[Exercise goal]
Output every entry exactly as it appears.

━━━━━━

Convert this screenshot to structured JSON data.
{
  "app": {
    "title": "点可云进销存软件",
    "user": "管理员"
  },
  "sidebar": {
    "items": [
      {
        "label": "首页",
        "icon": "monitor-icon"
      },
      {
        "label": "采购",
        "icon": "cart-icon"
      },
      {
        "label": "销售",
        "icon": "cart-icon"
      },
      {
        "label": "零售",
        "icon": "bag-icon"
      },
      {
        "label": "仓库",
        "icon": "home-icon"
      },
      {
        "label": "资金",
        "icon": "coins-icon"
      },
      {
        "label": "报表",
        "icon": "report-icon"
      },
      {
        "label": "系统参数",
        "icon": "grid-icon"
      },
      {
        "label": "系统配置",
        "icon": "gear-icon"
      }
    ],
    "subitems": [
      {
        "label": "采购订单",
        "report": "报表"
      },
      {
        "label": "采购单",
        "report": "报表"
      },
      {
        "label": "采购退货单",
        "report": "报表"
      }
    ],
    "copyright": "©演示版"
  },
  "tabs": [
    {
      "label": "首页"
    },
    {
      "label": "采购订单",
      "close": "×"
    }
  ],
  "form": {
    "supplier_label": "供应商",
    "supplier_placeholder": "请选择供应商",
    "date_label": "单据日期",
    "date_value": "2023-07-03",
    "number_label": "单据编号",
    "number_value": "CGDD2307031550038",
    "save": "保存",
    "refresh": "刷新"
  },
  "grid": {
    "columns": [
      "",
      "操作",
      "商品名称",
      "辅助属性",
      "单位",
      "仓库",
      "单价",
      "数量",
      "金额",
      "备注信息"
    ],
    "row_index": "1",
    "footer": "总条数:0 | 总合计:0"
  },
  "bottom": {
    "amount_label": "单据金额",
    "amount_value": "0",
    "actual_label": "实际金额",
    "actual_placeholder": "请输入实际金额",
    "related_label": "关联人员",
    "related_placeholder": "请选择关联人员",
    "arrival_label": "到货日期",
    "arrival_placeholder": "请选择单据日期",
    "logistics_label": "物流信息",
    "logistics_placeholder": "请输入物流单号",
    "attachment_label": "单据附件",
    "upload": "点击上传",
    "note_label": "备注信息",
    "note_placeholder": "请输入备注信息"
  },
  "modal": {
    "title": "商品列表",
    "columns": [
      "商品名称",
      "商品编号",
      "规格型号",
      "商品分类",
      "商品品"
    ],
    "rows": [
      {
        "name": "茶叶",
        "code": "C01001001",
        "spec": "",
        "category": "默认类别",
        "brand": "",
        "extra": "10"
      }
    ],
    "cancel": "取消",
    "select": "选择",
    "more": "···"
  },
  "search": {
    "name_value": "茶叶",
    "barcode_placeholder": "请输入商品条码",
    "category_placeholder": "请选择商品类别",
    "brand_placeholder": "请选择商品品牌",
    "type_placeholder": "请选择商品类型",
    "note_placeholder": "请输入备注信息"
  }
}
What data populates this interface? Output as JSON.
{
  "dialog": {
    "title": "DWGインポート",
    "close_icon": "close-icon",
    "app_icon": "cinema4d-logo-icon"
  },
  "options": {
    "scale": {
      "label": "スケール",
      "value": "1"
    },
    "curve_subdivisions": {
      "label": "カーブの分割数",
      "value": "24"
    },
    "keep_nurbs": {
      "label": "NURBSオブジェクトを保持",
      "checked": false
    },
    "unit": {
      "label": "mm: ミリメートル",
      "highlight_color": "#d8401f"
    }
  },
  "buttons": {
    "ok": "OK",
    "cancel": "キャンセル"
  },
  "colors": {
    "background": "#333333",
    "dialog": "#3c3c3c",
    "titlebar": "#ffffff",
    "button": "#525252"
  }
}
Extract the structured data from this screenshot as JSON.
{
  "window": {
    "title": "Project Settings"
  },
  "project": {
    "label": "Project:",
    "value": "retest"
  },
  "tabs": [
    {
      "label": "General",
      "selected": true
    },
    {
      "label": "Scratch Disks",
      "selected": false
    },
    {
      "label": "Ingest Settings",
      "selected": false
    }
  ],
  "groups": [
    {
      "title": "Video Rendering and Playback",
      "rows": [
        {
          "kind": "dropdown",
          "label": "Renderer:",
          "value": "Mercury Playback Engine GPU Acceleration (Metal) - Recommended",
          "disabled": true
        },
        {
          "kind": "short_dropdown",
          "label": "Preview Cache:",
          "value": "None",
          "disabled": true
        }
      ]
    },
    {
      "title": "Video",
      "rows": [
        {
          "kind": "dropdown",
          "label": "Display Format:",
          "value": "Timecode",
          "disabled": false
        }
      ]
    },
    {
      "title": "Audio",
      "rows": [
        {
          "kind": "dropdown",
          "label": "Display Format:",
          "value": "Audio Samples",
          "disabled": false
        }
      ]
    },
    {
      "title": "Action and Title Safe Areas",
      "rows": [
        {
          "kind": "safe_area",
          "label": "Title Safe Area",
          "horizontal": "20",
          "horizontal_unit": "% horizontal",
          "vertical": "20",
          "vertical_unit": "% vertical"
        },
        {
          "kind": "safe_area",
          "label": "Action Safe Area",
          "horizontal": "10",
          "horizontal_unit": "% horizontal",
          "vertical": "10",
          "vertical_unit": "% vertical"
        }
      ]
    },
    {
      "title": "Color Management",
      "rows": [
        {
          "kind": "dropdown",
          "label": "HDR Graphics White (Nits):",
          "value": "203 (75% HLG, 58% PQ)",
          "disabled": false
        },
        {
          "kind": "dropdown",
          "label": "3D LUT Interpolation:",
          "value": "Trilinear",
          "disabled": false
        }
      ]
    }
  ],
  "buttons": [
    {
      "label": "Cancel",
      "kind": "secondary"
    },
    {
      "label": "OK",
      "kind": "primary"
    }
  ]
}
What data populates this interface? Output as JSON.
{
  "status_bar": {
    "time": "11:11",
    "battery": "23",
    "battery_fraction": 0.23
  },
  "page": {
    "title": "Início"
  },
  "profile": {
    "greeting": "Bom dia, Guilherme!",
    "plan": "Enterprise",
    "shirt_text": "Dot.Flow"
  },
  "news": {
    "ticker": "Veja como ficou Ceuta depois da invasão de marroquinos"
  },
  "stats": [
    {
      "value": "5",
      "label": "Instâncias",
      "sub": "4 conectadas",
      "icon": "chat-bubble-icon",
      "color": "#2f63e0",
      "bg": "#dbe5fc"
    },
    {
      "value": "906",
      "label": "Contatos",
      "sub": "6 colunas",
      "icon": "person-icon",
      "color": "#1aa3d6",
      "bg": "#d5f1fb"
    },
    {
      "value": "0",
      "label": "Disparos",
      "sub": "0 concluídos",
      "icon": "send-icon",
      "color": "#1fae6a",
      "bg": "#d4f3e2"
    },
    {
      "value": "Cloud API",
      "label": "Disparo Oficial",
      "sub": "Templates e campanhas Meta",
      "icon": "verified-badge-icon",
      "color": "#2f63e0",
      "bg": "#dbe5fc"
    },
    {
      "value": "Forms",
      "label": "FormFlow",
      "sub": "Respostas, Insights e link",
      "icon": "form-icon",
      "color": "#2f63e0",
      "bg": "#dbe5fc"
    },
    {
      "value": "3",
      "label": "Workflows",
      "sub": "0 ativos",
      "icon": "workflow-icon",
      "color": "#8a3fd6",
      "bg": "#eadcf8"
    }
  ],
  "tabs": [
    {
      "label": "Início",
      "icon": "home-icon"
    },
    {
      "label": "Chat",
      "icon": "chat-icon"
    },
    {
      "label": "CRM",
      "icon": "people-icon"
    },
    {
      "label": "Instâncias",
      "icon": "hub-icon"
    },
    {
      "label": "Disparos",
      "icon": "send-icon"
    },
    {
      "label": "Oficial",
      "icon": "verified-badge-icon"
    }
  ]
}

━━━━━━

[Answer box]
Convert this screenshot to structured JSON data.
{
  "app": {
    "title": "点可云进销存软件",
    "user": "管理员"
  },
  "sidebar": {
    "items": [
      {
        "label": "首页",
        "icon": "monitor-icon"
      },
      {
        "label": "采购",
        "icon": "cart-icon"
      },
      {
        "label": "销售",
        "icon": "cart-icon"
      },
      {
        "label": "零售",
        "icon": "bag-icon"
      },
      {
        "label": "仓库",
        "icon": "home-icon"
      },
      {
        "label": "资金",
        "icon": "coins-icon"
      },
      {
        "label": "报表",
        "icon": "report-icon"
      },
      {
        "label": "系统参数",
        "icon": "grid-icon"
      },
      {
        "label": "系统配置",
        "icon": "gear-icon"
      }
    ],
    "subitems": [
      {
        "label": "采购订单",
        "report": "报表"
      },
      {
        "label": "采购单",
        "report": "报表"
      },
      {
        "label": "采购退货单",
        "report": "报表"
      }
    ],
    "copyright": "©演示版"
  },
  "tabs": [
    {
      "label": "首页"
    },
    {
      "label": "采购订单",
      "close": "×"
    }
  ],
  "form": {
    "supplier_label": "供应商",
    "supplier_placeholder": "请选择供应商",
    "date_label": "单据日期",
    "date_value": "2023-07-03",
    "number_label": "单据编号",
    "number_value": "CGDD2307031550038",
    "save": "保存",
    "refresh": "刷新"
  },
  "grid": {
    "columns": [
      "",
      "操作",
      "商品名称",
      "辅助属性",
      "单位",
      "仓库",
      "单价",
      "数量",
      "金额",
      "备注信息"
    ],
    "row_index": "1",
    "footer": "总条数:0 | 总合计:0"
  },
  "bottom": {
    "amount_label": "单据金额",
    "amount_value": "0",
    "actual_label": "实际金额",
    "actual_placeholder": "请输入实际金额",
    "related_label": "关联人员",
    "related_placeholder": "请选择关联人员",
    "arrival_label": "到货日期",
    "arrival_placeholder": "请选择单据日期",
    "logistics_label": "物流信息",
    "logistics_placeholder": "请输入物流单号",
    "attachment_label": "单据附件",
    "upload": "点击上传",
    "note_label": "备注信息",
    "note_placeholder": "请输入备注信息"
  },
  "modal": {
    "title": "商品列表",
    "columns": [
      "商品名称",
      "商品编号",
      "规格型号",
      "商品分类",
      "商品品"
    ],
    "rows": [
      {
        "name": "茶叶",
        "code": "C01001001",
        "spec": "",
        "category": "默认类别",
        "brand": "",
        "extra": "10"
      }
    ],
    "cancel": "取消",
    "select": "选择",
    "more": "···"
  },
  "search": {
    "name_value": "茶叶",
    "barcode_placeholder": "请输入商品条码",
    "category_placeholder": "请选择商品类别",
    "brand_placeholder": "请选择商品品牌",
    "type_placeholder": "请选择商品类型",
    "note_placeholder": "请输入备注信息"
  }
}
What data populates this interface? Output as JSON.
{
  "dialog": {
    "title": "DWGインポート",
    "close_icon": "close-icon",
    "app_icon": "cinema4d-logo-icon"
  },
  "options": {
    "scale": {
      "label": "スケール",
      "value": "1"
    },
    "curve_subdivisions": {
      "label": "カーブの分割数",
      "value": "24"
    },
    "keep_nurbs": {
      "label": "NURBSオブジェクトを保持",
      "checked": false
    },
    "unit": {
      "label": "mm: ミリメートル",
      "highlight_color": "#d8401f"
    }
  },
  "buttons": {
    "ok": "OK",
    "cancel": "キャンセル"
  },
  "colors": {
    "background": "#333333",
    "dialog": "#3c3c3c",
    "titlebar": "#ffffff",
    "button": "#525252"
  }
}
Extract the structured data from this screenshot as JSON.
{
  "window": {
    "title": "Project Settings"
  },
  "project": {
    "label": "Project:",
    "value": "retest"
  },
  "tabs": [
    {
      "label": "General",
      "selected": true
    },
    {
      "label": "Scratch Disks",
      "selected": false
    },
    {
      "label": "Ingest Settings",
      "selected": false
    }
  ],
  "groups": [
    {
      "title": "Video Rendering and Playback",
      "rows": [
        {
          "kind": "dropdown",
          "label": "Renderer:",
          "value": "Mercury Playback Engine GPU Acceleration (Metal) - Recommended",
          "disabled": true
        },
        {
          "kind": "short_dropdown",
          "label": "Preview Cache:",
          "value": "None",
          "disabled": true
        }
      ]
    },
    {
      "title": "Video",
      "rows": [
        {
          "kind": "dropdown",
          "label": "Display Format:",
          "value": "Timecode",
          "disabled": false
        }
      ]
    },
    {
      "title": "Audio",
      "rows": [
        {
          "kind": "dropdown",
          "label": "Display Format:",
          "value": "Audio Samples",
          "disabled": false
        }
      ]
    },
    {
      "title": "Action and Title Safe Areas",
      "rows": [
        {
          "kind": "safe_area",
          "label": "Title Safe Area",
          "horizontal": "20",
          "horizontal_unit": "% horizontal",
          "vertical": "20",
          "vertical_unit": "% vertical"
        },
        {
          "kind": "safe_area",
          "label": "Action Safe Area",
          "horizontal": "10",
          "horizontal_unit": "% horizontal",
          "vertical": "10",
          "vertical_unit": "% vertical"
        }
      ]
    },
    {
      "title": "Color Management",
      "rows": [
        {
          "kind": "dropdown",
          "label": "HDR Graphics White (Nits):",
          "value": "203 (75% HLG, 58% PQ)",
          "disabled": false
        },
        {
          "kind": "dropdown",
          "label": "3D LUT Interpolation:",
          "value": "Trilinear",
          "disabled": false
        }
      ]
    }
  ],
  "buttons": [
    {
      "label": "Cancel",
      "kind": "secondary"
    },
    {
      "label": "OK",
      "kind": "primary"
    }
  ]
}
What data populates this interface? Output as JSON.
{
  "status_bar": {
    "time": "11:11",
    "battery": "23",
    "battery_fraction": 0.23
  },
  "page": {
    "title": "Início"
  },
  "profile": {
    "greeting": "Bom dia, Guilherme!",
    "plan": "Enterprise",
    "shirt_text": "Dot.Flow"
  },
  "news": {
    "ticker": "Veja como ficou Ceuta depois da invasão de marroquinos"
  },
  "stats": [
    {
      "value": "5",
      "label": "Instâncias",
      "sub": "4 conectadas",
      "icon": "chat-bubble-icon",
      "color": "#2f63e0",
      "bg": "#dbe5fc"
    },
    {
      "value": "906",
      "label": "Contatos",
      "sub": "6 colunas",
      "icon": "person-icon",
      "color": "#1aa3d6",
      "bg": "#d5f1fb"
    },
    {
      "value": "0",
      "label": "Disparos",
      "sub": "0 concluídos",
      "icon": "send-icon",
      "color": "#1fae6a",
      "bg": "#d4f3e2"
    },
    {
      "value": "Cloud API",
      "label": "Disparo Oficial",
      "sub": "Templates e campanhas Meta",
      "icon": "verified-badge-icon",
      "color": "#2f63e0",
      "bg": "#dbe5fc"
    },
    {
      "value": "Forms",
      "label": "FormFlow",
      "sub": "Respostas, Insights e link",
      "icon": "form-icon",
      "color": "#2f63e0",
      "bg": "#dbe5fc"
    },
    {
      "value": "3",
      "label": "Workflows",
      "sub": "0 ativos",
      "icon": "workflow-icon",
      "color": "#8a3fd6",
      "bg": "#eadcf8"
    }
  ],
  "tabs": [
    {
      "label": "Início",
      "icon": "home-icon"
    },
    {
      "label": "Chat",
      "icon": "chat-icon"
    },
    {
      "label": "CRM",
      "icon": "people-icon"
    },
    {
      "label": "Instâncias",
      "icon": "hub-icon"
    },
    {
      "label": "Disparos",
      "icon": "send-icon"
    },
    {
      "label": "Oficial",
      "icon": "verified-badge-icon"
    }
  ]
}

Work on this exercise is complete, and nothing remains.